KHARTOUM, Apr 20 – The head of the African Union-United Nations peacekeeping mission in the Darfur region of Sudan expressed concern on Friday that rebels are exploiting a deadly standoff between Sudan and South Sudan.
Ibrahim Gambari made the statement following three separate rebel attacks in Darfur last Tuesday.
“In the climate of ongoing tensions between Sudan and South Sudan, I am deeply concerned that armed movements are seeking to destabilise Darfur,” Gambari said.
He said such actions could undermine progress towards peace made since the government last year signed a peace deal in Doha with an alliance of Darfur rebel splinter factions.

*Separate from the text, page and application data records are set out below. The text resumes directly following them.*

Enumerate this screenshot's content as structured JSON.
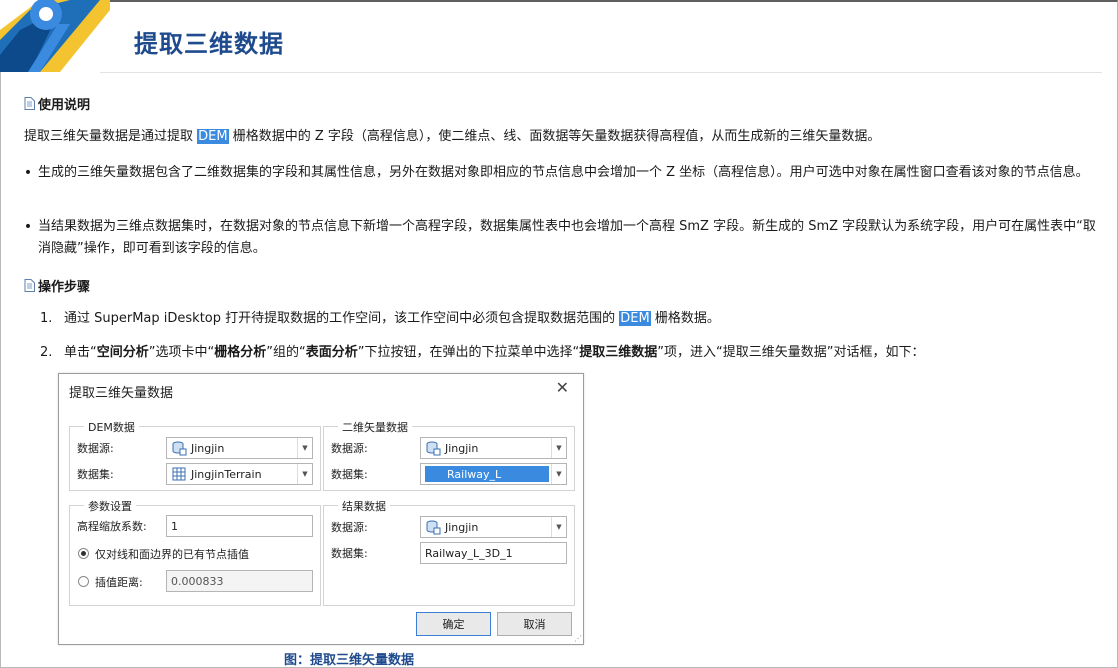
{
  "page": {
    "title": "提取三维数据",
    "section_usage": "使用说明",
    "intro_before": "提取三维矢量数据是通过提取",
    "dem": "DEM",
    "intro_after": "栅格数据中的 Z 字段（高程信息），使二维点、线、面数据等矢量数据获得高程值，从而生成新的三维矢量数据。",
    "bullet_1": "生成的三维矢量数据包含了二维数据集的字段和其属性信息，另外在数据对象即相应的节点信息中会增加一个 Z 坐标（高程信息）。用户可选中对象在属性窗口查看该对象的节点信息。",
    "bullet_2": "当结果数据为三维点数据集时，在数据对象的节点信息下新增一个高程字段，数据集属性表中也会增加一个高程 SmZ 字段。新生成的 SmZ 字段默认为系统字段，用户可在属性表中“取消隐藏”操作，即可看到该字段的信息。",
    "section_steps": "操作步骤",
    "step1_num": "1.",
    "step1_before": "通过 SuperMap iDesktop 打开待提取数据的工作空间，该工作空间中必须包含提取数据范围的",
    "step1_after": "栅格数据。",
    "step2_num": "2.",
    "step2_p1": "单击“",
    "step2_b1": "空间分析",
    "step2_p2": "”选项卡中“",
    "step2_b2": "栅格分析",
    "step2_p3": "”组的“",
    "step2_b3": "表面分析",
    "step2_p4": "”下拉按钮，在弹出的下拉菜单中选择“",
    "step2_b4": "提取三维数据",
    "step2_p5": "”项，进入“提取三维矢量数据”对话框，如下：",
    "caption": "图：提取三维矢量数据"
  },
  "dialog": {
    "title": "提取三维矢量数据",
    "close": "✕",
    "dem_group": "DEM数据",
    "datasource_label": "数据源:",
    "dataset_label": "数据集:",
    "dem_datasource": "Jingjin",
    "dem_dataset": "JingjinTerrain",
    "vec_group": "二维矢量数据",
    "vec_datasource": "Jingjin",
    "vec_dataset": "Railway_L",
    "params_group": "参数设置",
    "scale_label": "高程缩放系数:",
    "scale_value": "1",
    "radio1": "仅对线和面边界的已有节点插值",
    "radio2": "插值距离:",
    "interp_value": "0.000833",
    "result_group": "结果数据",
    "res_datasource": "Jingjin",
    "res_dataset": "Railway_L_3D_1",
    "ok": "确定",
    "cancel": "取消"
  },
  "colors": {
    "title": "#1f4b8e",
    "highlight": "#3a8be0"
  }
}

“I reiterate my call on the armed movements to discard the logic of war and to join the peace process for the sake of the long-suffering people of Darfur,” Gambari said.
Border clashes between Sudan and South Sudan escalated last week with waves of air strikes hitting the South, and Juba seizing the north’s Heglig oil hub on April 10.

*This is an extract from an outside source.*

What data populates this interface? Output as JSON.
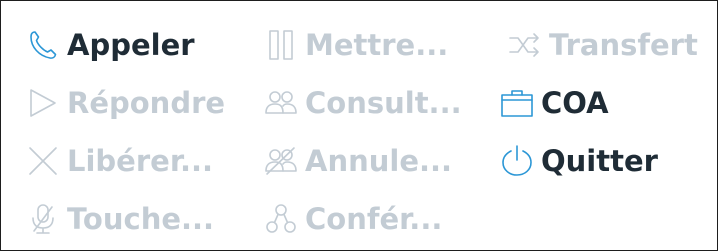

The border fighting has sparked fears of all-out war and is the most serious since South Sudan gained independence last July under a peace pact that ended Sudan’s 1983-2005 civil war, in which about two million people died.
In 2003, rebels drawn from Darfur’s non-Arab tribes rose up against the Arab-dominated Khartoum government.
Conflict has continued despite the Doha pact, although much of the violence has degenerated into banditry with a proliferation of splinter factions and militias loosely allied with the government.